• **The task**:
Look through the data and write out every line with the word "Share" in it.

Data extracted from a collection
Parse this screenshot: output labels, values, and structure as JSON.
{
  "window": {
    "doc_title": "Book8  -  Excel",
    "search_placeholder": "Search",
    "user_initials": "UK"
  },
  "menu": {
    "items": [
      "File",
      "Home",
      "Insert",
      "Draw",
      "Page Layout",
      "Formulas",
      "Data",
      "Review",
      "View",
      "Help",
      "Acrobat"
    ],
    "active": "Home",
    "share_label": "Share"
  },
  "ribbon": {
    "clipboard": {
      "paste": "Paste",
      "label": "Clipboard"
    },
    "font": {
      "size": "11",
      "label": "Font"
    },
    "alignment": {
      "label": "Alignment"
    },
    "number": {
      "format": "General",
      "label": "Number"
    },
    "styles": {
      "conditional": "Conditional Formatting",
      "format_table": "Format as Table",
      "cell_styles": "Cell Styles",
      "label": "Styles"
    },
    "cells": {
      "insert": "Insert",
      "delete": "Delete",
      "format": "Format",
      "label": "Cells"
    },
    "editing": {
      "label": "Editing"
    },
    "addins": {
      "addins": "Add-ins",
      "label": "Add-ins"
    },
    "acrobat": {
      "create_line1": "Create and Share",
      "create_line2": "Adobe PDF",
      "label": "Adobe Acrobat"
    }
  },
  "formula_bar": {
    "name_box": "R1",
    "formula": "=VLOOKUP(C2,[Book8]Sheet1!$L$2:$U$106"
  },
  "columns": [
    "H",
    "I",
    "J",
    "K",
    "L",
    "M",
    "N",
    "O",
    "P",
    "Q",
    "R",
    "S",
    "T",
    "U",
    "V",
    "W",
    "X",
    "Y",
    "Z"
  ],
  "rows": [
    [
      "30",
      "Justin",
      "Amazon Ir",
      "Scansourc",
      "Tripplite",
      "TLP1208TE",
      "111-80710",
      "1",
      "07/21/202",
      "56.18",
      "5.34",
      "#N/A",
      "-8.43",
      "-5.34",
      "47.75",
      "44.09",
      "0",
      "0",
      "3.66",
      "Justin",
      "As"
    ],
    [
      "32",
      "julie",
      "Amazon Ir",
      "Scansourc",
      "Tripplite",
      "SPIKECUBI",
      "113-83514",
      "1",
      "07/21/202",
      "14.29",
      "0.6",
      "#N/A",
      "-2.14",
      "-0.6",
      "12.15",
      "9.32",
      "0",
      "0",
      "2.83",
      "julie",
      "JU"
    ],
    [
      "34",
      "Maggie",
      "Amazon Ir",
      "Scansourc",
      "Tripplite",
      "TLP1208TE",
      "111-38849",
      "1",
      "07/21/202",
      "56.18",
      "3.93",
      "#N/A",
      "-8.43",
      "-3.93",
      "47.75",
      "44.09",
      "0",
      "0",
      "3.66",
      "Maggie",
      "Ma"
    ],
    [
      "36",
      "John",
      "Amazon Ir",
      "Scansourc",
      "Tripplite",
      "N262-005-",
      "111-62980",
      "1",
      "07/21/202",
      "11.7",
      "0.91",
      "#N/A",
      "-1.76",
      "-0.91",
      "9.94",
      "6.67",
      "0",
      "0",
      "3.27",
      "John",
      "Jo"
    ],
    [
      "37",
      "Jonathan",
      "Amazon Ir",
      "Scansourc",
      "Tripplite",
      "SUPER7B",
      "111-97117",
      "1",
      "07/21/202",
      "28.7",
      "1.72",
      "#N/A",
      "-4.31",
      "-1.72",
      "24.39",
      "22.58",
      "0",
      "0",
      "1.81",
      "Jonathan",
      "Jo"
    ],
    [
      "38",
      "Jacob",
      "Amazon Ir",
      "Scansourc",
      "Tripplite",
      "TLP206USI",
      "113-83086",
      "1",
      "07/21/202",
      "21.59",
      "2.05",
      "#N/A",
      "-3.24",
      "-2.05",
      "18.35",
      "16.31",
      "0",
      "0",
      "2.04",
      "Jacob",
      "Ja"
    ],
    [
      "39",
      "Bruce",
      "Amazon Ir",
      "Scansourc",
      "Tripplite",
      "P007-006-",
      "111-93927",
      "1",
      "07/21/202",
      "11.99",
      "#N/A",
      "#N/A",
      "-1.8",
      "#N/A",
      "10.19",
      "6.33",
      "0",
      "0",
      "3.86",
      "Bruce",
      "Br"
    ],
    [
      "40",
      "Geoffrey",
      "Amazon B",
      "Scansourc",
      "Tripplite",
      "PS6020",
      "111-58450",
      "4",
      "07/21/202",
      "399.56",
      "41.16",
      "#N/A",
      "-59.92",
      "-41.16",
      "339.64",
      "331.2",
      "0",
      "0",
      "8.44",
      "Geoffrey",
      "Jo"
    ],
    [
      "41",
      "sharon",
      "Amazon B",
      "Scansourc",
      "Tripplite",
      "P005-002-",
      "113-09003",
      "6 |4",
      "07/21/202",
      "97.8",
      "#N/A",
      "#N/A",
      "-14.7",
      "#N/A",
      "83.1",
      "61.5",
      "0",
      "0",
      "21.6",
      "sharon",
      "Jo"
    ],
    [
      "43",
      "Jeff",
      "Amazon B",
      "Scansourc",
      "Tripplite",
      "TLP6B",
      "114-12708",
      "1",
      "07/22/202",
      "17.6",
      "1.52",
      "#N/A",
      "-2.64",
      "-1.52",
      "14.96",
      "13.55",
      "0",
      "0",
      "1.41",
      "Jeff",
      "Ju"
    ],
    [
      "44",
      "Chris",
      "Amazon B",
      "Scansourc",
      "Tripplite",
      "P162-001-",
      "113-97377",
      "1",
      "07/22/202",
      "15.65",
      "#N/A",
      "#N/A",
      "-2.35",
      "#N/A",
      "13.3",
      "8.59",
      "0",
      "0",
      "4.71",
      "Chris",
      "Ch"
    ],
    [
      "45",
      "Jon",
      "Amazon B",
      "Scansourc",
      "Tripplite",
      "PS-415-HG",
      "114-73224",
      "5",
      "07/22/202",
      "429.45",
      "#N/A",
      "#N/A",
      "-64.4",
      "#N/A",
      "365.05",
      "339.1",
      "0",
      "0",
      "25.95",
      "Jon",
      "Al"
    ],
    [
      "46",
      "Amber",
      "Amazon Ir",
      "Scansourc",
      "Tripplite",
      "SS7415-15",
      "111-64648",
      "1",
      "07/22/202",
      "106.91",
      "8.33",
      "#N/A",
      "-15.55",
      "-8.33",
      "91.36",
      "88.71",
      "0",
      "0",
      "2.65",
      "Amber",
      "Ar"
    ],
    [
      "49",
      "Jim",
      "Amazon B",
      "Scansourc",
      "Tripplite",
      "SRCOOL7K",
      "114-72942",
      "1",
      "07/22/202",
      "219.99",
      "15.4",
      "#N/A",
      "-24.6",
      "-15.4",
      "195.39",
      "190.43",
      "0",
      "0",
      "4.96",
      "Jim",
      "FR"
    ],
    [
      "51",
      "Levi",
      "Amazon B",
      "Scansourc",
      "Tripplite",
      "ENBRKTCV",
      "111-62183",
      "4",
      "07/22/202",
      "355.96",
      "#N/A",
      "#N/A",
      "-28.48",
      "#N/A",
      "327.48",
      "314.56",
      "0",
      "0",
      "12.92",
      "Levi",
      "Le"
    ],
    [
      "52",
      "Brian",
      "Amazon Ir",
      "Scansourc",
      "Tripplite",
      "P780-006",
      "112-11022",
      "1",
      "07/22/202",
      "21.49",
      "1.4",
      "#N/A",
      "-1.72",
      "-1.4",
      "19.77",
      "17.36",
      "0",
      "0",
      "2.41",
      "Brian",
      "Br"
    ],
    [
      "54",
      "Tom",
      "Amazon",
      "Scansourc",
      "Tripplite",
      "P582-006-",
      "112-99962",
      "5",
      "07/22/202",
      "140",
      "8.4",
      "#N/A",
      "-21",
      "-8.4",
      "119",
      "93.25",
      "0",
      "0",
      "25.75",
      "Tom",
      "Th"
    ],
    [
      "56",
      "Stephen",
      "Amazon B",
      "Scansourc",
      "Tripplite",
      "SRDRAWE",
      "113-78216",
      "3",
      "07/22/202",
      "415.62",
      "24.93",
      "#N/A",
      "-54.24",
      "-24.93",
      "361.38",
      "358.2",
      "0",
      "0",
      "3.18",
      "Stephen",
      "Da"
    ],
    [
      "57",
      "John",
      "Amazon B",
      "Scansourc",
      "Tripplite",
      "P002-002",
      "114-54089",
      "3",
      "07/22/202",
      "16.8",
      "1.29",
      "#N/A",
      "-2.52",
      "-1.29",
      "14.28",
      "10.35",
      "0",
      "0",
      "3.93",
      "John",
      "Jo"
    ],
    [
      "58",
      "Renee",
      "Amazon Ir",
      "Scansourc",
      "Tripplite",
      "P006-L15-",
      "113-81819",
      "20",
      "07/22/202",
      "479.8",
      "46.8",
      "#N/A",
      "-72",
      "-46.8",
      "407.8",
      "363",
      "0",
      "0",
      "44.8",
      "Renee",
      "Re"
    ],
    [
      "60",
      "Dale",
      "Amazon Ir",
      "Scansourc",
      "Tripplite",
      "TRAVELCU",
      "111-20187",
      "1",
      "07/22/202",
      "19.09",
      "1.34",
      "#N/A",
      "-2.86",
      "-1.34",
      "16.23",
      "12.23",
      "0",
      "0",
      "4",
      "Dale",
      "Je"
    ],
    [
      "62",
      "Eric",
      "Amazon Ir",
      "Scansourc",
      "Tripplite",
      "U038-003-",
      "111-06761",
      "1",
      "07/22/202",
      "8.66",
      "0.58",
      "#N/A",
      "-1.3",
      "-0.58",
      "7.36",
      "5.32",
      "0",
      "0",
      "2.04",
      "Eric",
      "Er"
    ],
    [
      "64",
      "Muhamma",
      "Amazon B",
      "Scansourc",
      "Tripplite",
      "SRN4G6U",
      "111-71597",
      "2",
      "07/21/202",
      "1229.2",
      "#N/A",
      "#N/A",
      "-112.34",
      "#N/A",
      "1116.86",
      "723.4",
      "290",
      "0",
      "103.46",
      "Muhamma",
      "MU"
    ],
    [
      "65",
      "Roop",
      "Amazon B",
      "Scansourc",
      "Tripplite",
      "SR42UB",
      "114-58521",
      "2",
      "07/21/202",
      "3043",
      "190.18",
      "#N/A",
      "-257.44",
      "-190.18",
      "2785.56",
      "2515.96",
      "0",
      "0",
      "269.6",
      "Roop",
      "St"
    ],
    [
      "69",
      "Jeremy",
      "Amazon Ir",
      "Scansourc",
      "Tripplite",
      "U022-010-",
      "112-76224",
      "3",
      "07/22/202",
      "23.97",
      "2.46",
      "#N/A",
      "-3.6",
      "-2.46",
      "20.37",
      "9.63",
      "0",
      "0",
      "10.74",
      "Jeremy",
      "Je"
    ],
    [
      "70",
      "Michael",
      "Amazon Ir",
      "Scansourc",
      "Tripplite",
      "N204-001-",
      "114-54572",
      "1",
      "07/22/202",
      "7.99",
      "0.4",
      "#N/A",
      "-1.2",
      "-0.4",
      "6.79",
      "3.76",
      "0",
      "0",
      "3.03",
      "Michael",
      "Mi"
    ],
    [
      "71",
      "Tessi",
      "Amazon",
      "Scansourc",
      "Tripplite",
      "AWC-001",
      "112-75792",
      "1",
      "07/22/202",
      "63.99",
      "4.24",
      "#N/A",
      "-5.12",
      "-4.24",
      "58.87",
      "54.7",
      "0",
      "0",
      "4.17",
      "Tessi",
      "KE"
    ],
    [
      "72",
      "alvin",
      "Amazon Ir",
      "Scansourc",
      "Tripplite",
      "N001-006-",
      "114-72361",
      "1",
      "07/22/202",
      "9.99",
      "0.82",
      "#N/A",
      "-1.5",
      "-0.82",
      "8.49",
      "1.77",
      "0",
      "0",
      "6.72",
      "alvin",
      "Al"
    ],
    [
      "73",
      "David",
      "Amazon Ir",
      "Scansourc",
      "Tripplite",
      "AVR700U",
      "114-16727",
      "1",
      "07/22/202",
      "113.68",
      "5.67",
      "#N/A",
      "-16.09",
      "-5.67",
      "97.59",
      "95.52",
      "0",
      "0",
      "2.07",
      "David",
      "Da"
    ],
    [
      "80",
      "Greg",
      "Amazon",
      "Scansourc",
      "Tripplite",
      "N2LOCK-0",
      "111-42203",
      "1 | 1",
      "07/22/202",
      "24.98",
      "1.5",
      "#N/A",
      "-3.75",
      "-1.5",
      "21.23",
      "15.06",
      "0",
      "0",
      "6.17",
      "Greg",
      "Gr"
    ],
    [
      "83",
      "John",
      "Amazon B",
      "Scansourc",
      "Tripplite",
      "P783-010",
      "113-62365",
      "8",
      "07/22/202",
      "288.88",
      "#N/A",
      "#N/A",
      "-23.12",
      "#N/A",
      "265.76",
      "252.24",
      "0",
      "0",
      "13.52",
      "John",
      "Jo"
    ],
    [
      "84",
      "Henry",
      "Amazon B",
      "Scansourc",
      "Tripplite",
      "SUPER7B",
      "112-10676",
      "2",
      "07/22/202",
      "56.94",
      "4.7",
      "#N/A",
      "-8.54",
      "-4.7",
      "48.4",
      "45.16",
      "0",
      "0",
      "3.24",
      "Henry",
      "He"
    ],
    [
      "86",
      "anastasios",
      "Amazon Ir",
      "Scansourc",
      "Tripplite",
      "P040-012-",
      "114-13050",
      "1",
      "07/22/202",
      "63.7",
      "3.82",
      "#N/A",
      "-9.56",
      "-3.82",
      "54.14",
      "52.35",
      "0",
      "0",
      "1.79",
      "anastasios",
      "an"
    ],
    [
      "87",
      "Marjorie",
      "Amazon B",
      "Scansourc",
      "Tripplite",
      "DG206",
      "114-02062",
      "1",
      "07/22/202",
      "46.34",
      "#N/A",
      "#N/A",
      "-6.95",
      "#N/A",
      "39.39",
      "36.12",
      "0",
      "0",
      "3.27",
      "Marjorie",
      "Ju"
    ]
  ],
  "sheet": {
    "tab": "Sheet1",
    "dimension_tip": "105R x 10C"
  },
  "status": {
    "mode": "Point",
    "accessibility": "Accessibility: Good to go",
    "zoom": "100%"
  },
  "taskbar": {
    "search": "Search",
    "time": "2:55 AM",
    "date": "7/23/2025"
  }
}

• **Solution**:
    "share_label": "Share"
      "create_line1": "Create and Share",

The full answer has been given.